Fourth of July Eye Safety
Care for your eyes this 4th of July!
With 4th of July fireworks right around the corner, its more important than ever to think of eye safety for yourself, and your loved ones.
During Fourth of July celebrations, we tend to forget that we are lighting potentially dangerous explosive devices. In fact, thousands of people are sent to the emergency room each year due to injuries caused by fireworks.
Unfortunately, Fourth of July accidents have come to be expected in our holiday celebrations. Approximately 6,300 firework-related injuries occur each year between June 18 and July 18, and over 30 percent of these are eye injuries.
From corneal lacerations to burns and retinal detachments, your nearest ER has seen every type of eye injury from fireworks. Most accidents have a common thread: proper safety precautions were not observed.
Please protect and preserve your vision by following some important safety tips provided by the American Academy of Ophthalmology.
1. Never let children play with fireworks.
2. View fireworks from at least 500 feet away.
3. Only trained professionals should light fireworks.
4. Don’t touch any unexploded fireworks remains. Instead, notify the fire or police department.
Children and Sparklers
Most of us have fond childhood memories of running around while waving a sparkler in the air. While we may consider this is a safe activity, many children are burned by these seemingly harmless devices each year. The tip of a sparkler burns hotter than 1200 degrees Fahrenheit, which is hot enough to cause third-degree burns. Children under 12 should not use sparklers without close adult supervision.
To reduce the risk of injury, teach children these three basic rules:
1. Light one sparkler at a time.
2. Hold it arm’s length from the body.
3. Never wave sparklers or run while holding them.
Always Wear Protective Eyewear During Non-professional Fireworks Displays
Since fireworks can shoot off incorrectly and unexpectedly, take the following precautions when using them.
1. Always have adult supervision.
2. Always wear protective eyewear.

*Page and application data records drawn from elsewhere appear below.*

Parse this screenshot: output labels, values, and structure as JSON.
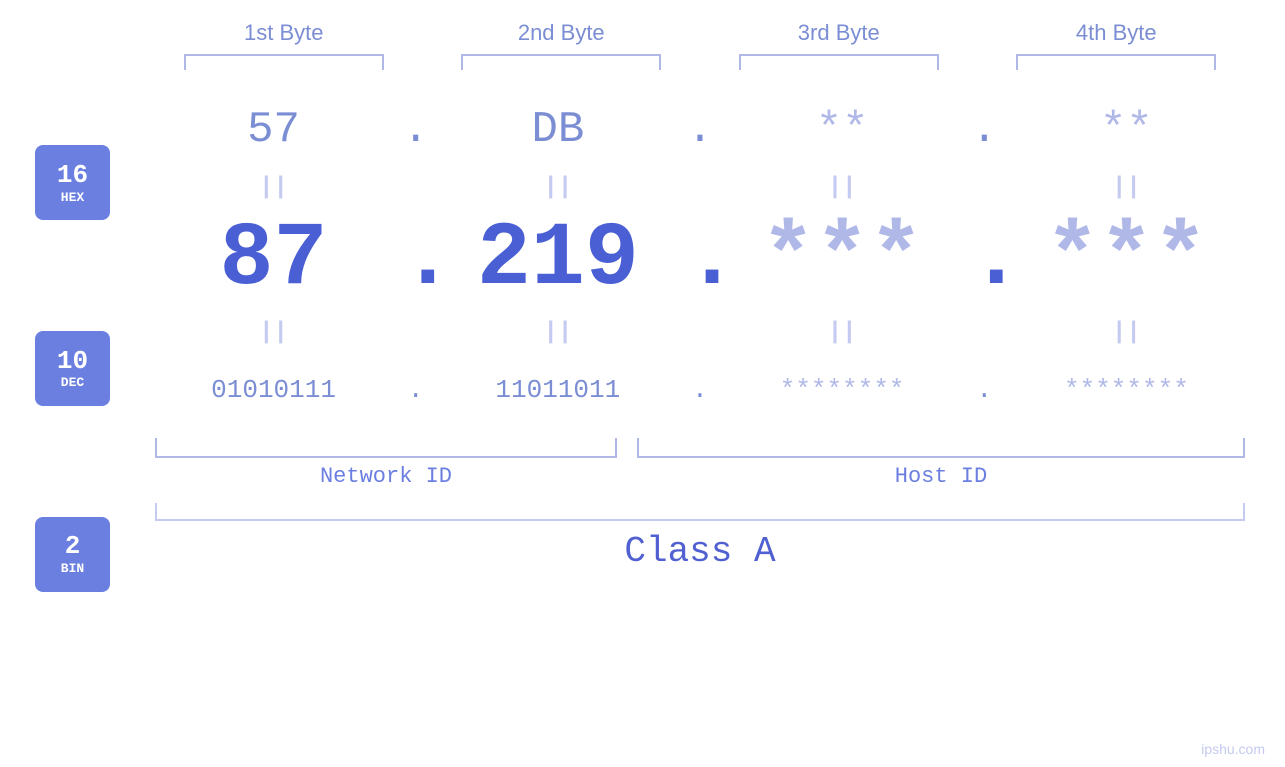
{
  "byteHeaders": [
    "1st Byte",
    "2nd Byte",
    "3rd Byte",
    "4th Byte"
  ],
  "badges": [
    {
      "number": "16",
      "label": "HEX"
    },
    {
      "number": "10",
      "label": "DEC"
    },
    {
      "number": "2",
      "label": "BIN"
    }
  ],
  "hexRow": {
    "values": [
      "57",
      "DB",
      "**",
      "**"
    ],
    "dots": [
      ".",
      ".",
      ".",
      "."
    ]
  },
  "decRow": {
    "values": [
      "87",
      "219",
      "***",
      "***"
    ],
    "dots": [
      ".",
      ".",
      ".",
      "."
    ]
  },
  "binRow": {
    "values": [
      "01010111",
      "11011011",
      "********",
      "********"
    ],
    "dots": [
      ".",
      ".",
      ".",
      "."
    ]
  },
  "networkIdLabel": "Network ID",
  "hostIdLabel": "Host ID",
  "classLabel": "Class A",
  "watermark": "ipshu.com",
  "separatorChar": "||"
}
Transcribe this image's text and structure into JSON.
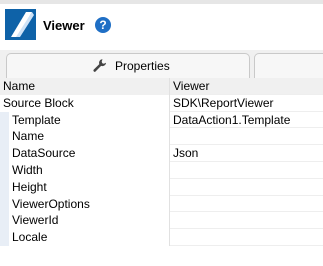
{
  "header": {
    "title": "Viewer"
  },
  "tabs": [
    {
      "label": "Properties",
      "icon": "wrench-icon",
      "selected": true
    },
    {
      "label": "",
      "selected": false
    }
  ],
  "grid": {
    "columns": [
      "Name",
      "Viewer"
    ],
    "rows": [
      {
        "name": "Source Block",
        "value": "SDK\\ReportViewer",
        "child": false
      },
      {
        "name": "Template",
        "value": "DataAction1.Template",
        "child": true
      },
      {
        "name": "Name",
        "value": "",
        "child": true
      },
      {
        "name": "DataSource",
        "value": "Json",
        "child": true
      },
      {
        "name": "Width",
        "value": "",
        "child": true
      },
      {
        "name": "Height",
        "value": "",
        "child": true
      },
      {
        "name": "ViewerOptions",
        "value": "",
        "child": true
      },
      {
        "name": "ViewerId",
        "value": "",
        "child": true
      },
      {
        "name": "Locale",
        "value": "",
        "child": true
      }
    ]
  },
  "colors": {
    "accent": "#0e62a8",
    "help": "#1f6fc5"
  }
}
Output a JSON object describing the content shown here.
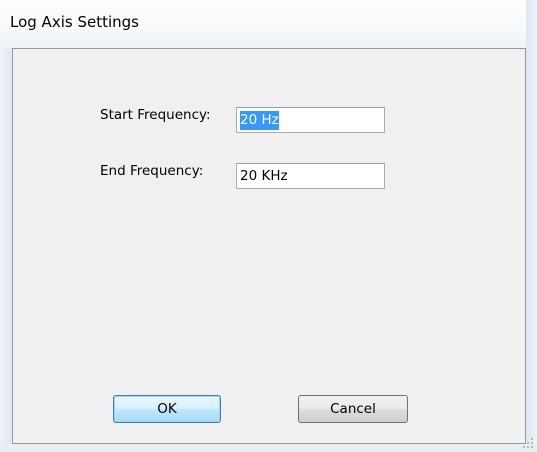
{
  "window": {
    "title": "Log Axis Settings"
  },
  "form": {
    "start_label": "Start Frequency:",
    "start_value": "20 Hz",
    "end_label": "End Frequency:",
    "end_value": "20 KHz"
  },
  "buttons": {
    "ok_label": "OK",
    "cancel_label": "Cancel"
  },
  "icons": {
    "resize_grip": "resize-grip-icon"
  },
  "colors": {
    "selection": "#3399ff",
    "client_background": "#f0f0f0",
    "default_button_border": "#3c7fb1"
  }
}
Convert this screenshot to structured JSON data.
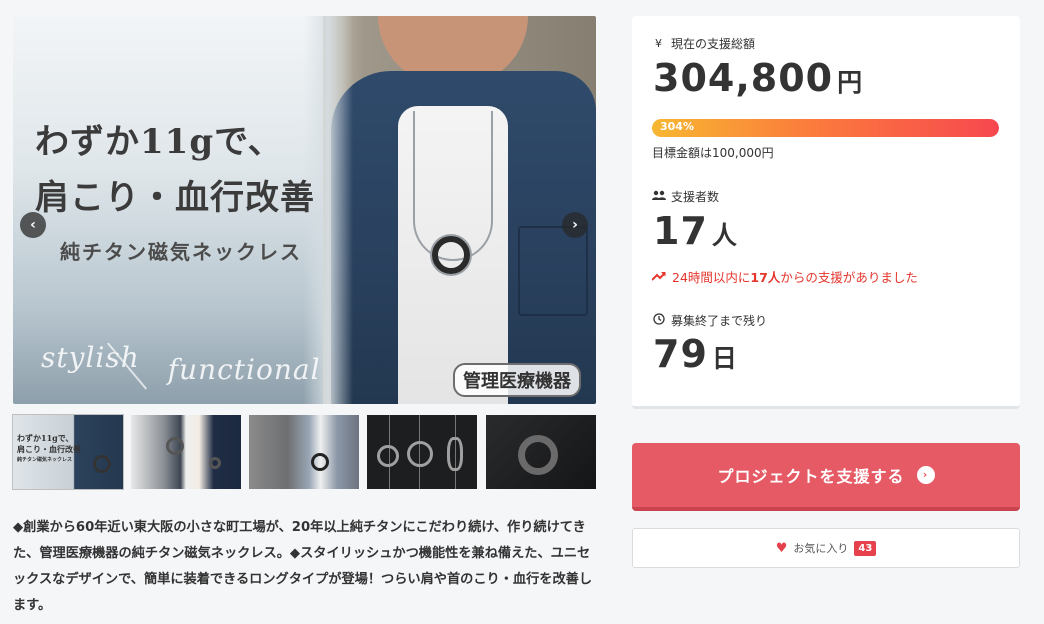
{
  "gallery": {
    "headline_line1": "わずか11gで、",
    "headline_line2": "肩こり・血行改善",
    "subline": "純チタン磁気ネックレス",
    "stylish_text": "stylish",
    "functional_text": "functional",
    "medical_badge": "管理医療機器",
    "prev_icon": "‹",
    "next_icon": "›",
    "thumb1_line1": "わずか11gで、",
    "thumb1_line2": "肩こり・血行改善",
    "thumb1_line3": "純チタン磁気ネックレス"
  },
  "description": "◆創業から60年近い東大阪の小さな町工場が、20年以上純チタンにこだわり続け、作り続けてきた、管理医療機器の純チタン磁気ネックレス。◆スタイリッシュかつ機能性を兼ね備えた、ユニセックスなデザインで、簡単に装着できるロングタイプが登場！つらい肩や首のこり・血行を改善します。",
  "stats": {
    "total_label": "現在の支援総額",
    "total_icon": "¥",
    "total_value": "304,800",
    "total_unit": "円",
    "progress_text": "304%",
    "progress_fraction": 1.0,
    "goal_text": "目標金額は100,000円",
    "supporters_label": "支援者数",
    "supporters_icon": "people-icon",
    "supporters_value": "17",
    "supporters_unit": "人",
    "trend_prefix": "24時間以内に",
    "trend_count": "17人",
    "trend_suffix": "からの支援がありました",
    "remaining_label": "募集終了まで残り",
    "remaining_value": "79",
    "remaining_unit": "日"
  },
  "actions": {
    "support_label": "プロジェクトを支援する",
    "favorite_label": "お気に入り",
    "favorite_count": "43"
  },
  "colors": {
    "accent": "#e65a65",
    "trend": "#e5352d",
    "progress_start": "#f7b731",
    "progress_end": "#f7474f"
  }
}
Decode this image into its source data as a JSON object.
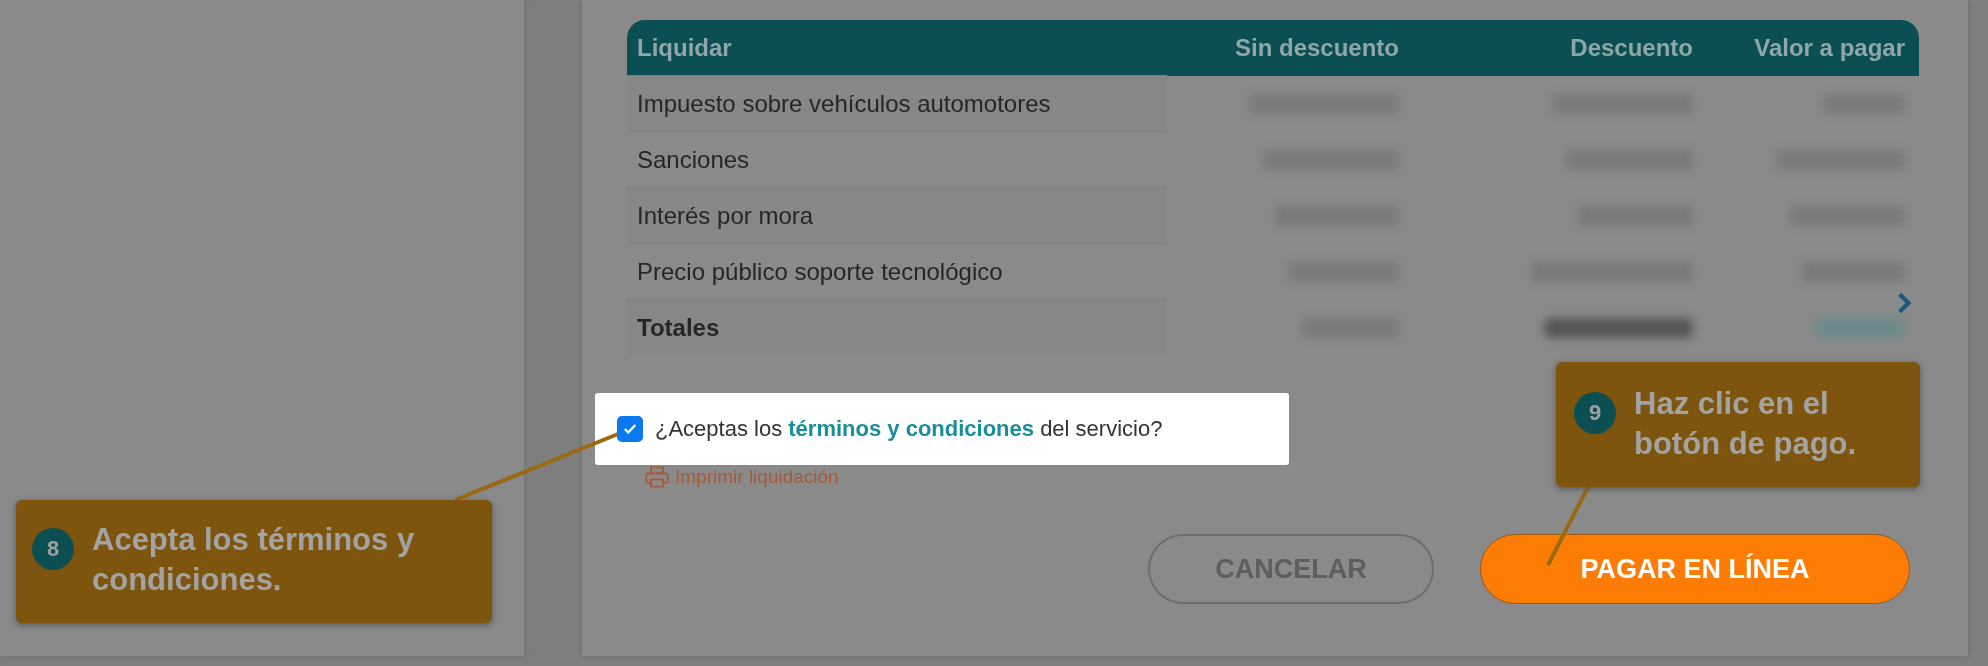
{
  "table": {
    "columns": [
      "Liquidar",
      "Sin descuento",
      "Descuento",
      "Valor a pagar"
    ],
    "rows": [
      {
        "label": "Impuesto sobre vehículos automotores",
        "kind": "item"
      },
      {
        "label": "Sanciones",
        "kind": "item"
      },
      {
        "label": "Interés por mora",
        "kind": "item"
      },
      {
        "label": "Precio público soporte tecnológico",
        "kind": "item"
      },
      {
        "label": "Totales",
        "kind": "total"
      }
    ]
  },
  "terms": {
    "checked": true,
    "prefix": "¿Aceptas los",
    "link": "términos y condiciones",
    "suffix": "del servicio?"
  },
  "print_link": "Imprimir liquidación",
  "buttons": [
    {
      "label": "CANCELAR",
      "kind": "secondary"
    },
    {
      "label": "PAGAR EN LÍNEA",
      "kind": "primary"
    }
  ],
  "callouts": [
    {
      "number": "8",
      "text": "Acepta los términos y condiciones."
    },
    {
      "number": "9",
      "text": "Haz clic en el botón de pago."
    }
  ]
}
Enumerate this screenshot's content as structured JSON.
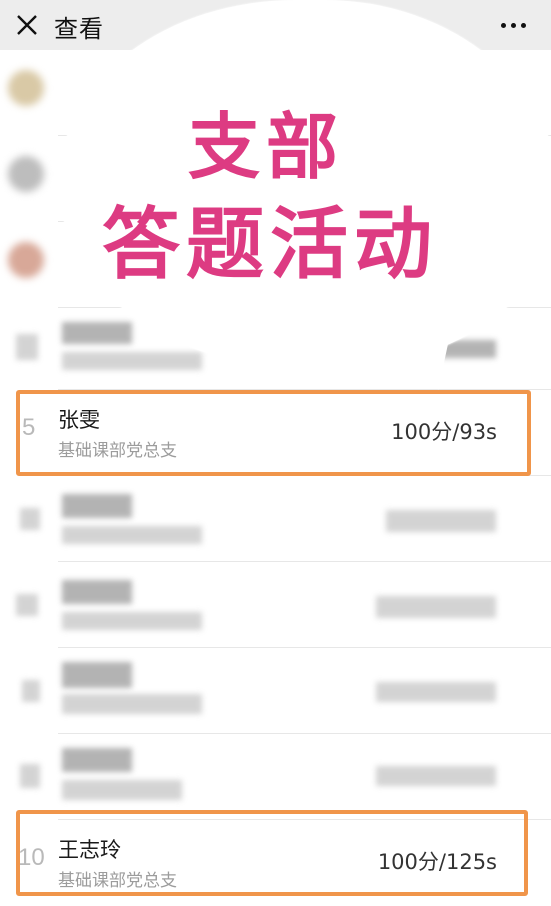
{
  "header": {
    "title": "查看"
  },
  "bubble": {
    "line1": "支部",
    "line2": "答题活动"
  },
  "rows": {
    "zhang": {
      "rank": "5",
      "name": "张雯",
      "dept": "基础课部党总支",
      "score": "100分/93s"
    },
    "wang": {
      "rank": "10",
      "name": "王志玲",
      "dept": "基础课部党总支",
      "score": "100分/125s"
    }
  },
  "colors": {
    "highlight": "#f0954a",
    "bubble_text": "#dd3b82"
  }
}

Even spectators, including children, should don protective eyewear during non-professional fireworks displays.
3. Only light fireworks outside and have a bucket of water and a hose nearby.
4. Never throw or point fireworks at someone, not even in jest.
5. Never relight a dud firework.
6. Light only one firework at a time.
7. Don’t allow kids to pick up pieces of fireworks after an event since some may still be ignited and could explode at any time.
In Case of Injury Follow These Guidelines
Just as important as it is to protect yourself from injury from fireworks, it is also essential to know what to do if you or a loved one sustains an eye injury from fireworks. Remember these guidelines as you are in transit to get medical attention.
1. Do not rub the eye.
2. Do not attempt to rinse out the eye.
3. Do not apply pressure to the eye itself.
4. Do not stop for medicine.
5. Do not apply ointment.
While fireworks and eye injuries seem to go hand in hand, you can greatly reduce the risk when you stay aware of the potential for injury, and take proper safely precautions.